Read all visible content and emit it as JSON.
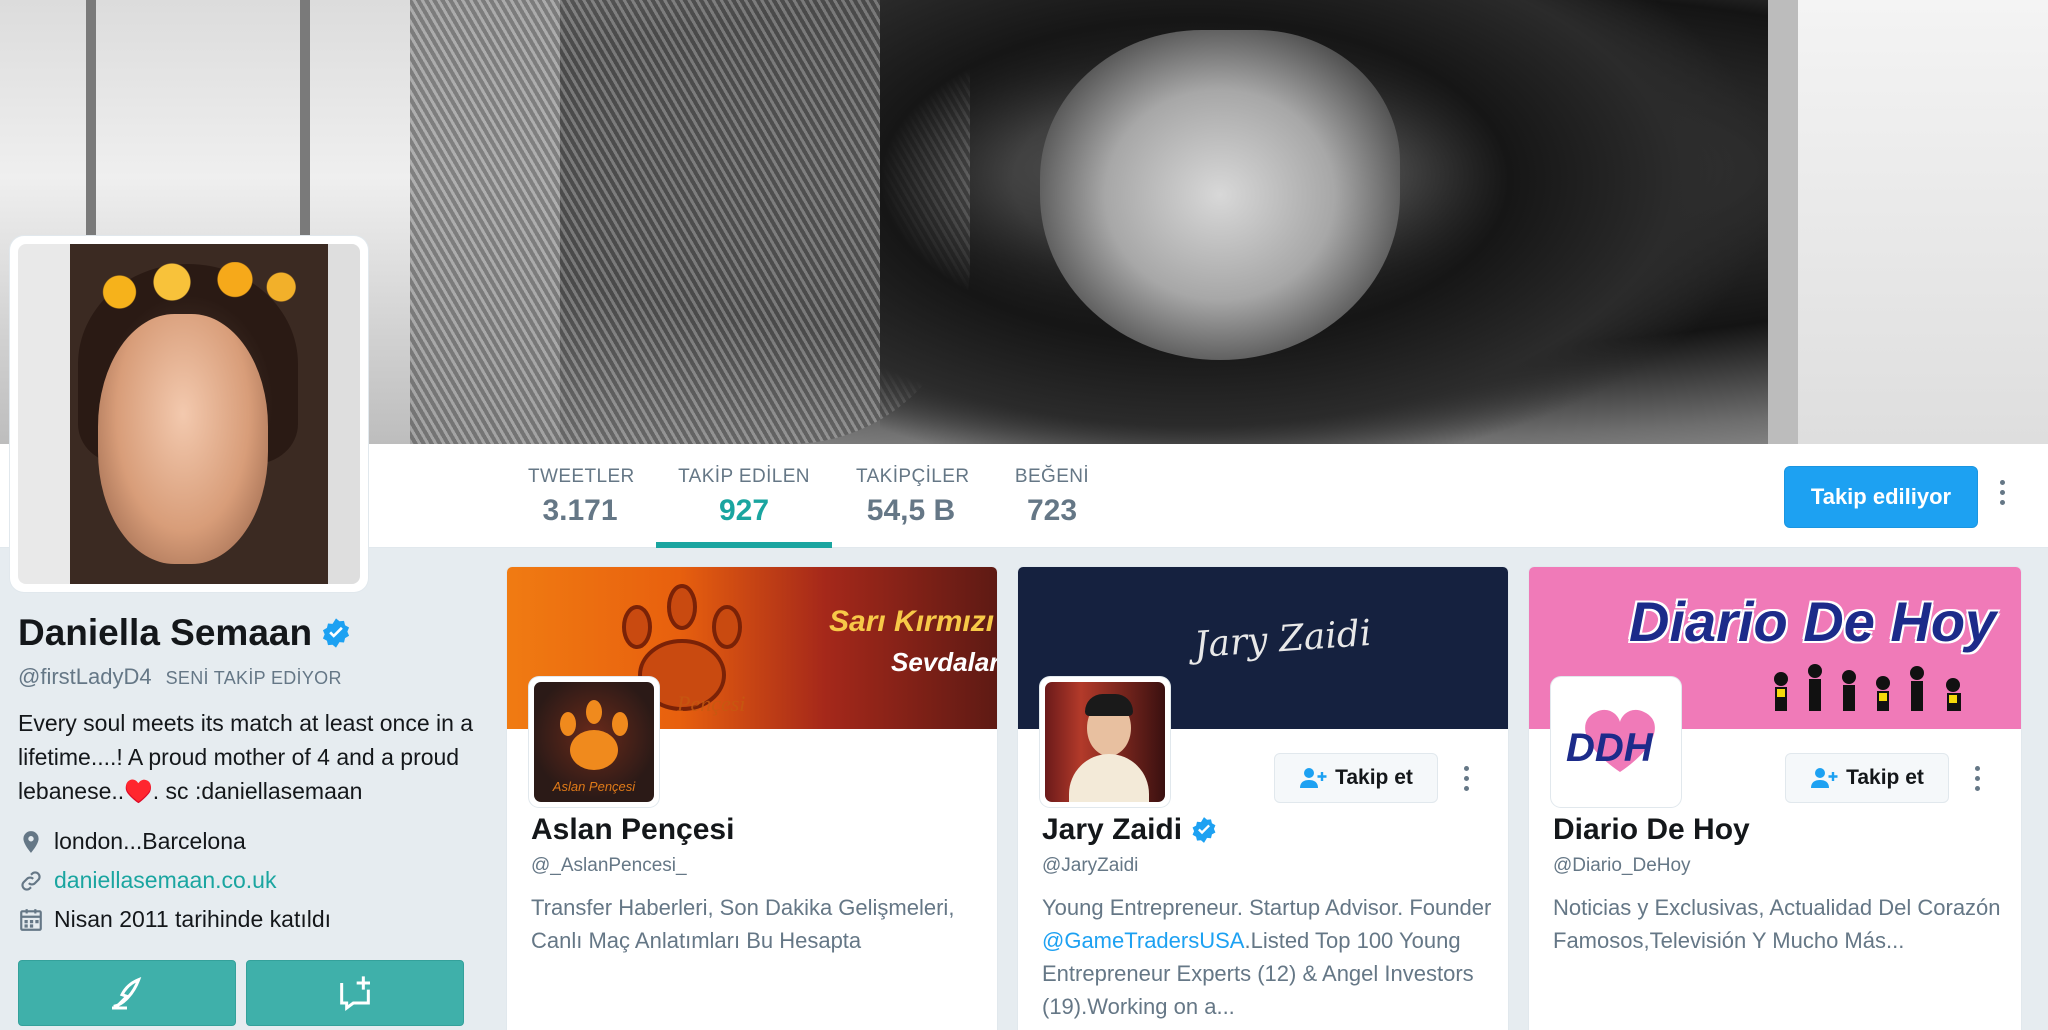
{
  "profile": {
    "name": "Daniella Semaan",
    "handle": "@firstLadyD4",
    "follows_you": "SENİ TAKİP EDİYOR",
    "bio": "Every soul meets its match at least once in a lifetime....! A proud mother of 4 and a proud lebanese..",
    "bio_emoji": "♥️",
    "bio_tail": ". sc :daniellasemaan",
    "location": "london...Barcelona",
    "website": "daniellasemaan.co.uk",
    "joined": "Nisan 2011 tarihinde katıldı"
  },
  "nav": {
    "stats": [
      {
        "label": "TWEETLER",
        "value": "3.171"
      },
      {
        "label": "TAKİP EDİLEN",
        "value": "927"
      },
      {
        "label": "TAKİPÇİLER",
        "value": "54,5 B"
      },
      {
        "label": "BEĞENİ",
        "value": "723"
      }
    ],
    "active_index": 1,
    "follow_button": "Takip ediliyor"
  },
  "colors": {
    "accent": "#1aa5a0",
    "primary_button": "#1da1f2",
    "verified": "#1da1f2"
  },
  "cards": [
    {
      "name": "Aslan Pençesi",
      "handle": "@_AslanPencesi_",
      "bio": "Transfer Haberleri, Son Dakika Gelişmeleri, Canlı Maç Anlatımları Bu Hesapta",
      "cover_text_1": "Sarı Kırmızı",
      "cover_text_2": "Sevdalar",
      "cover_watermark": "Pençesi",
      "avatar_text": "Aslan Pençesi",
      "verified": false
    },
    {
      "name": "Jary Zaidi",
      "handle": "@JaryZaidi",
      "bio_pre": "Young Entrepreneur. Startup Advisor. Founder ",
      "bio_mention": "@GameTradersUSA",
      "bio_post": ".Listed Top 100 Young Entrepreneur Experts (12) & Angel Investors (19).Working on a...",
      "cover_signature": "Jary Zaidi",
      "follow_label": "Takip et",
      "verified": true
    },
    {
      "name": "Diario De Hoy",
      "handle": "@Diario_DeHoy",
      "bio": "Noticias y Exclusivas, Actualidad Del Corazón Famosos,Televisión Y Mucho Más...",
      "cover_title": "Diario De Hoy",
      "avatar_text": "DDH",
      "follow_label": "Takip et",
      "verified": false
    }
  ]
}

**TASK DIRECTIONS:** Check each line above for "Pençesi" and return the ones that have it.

**EXERCISE RESPONSE:**
      "name": "Aslan Pençesi",
      "cover_watermark": "Pençesi",
      "avatar_text": "Aslan Pençesi",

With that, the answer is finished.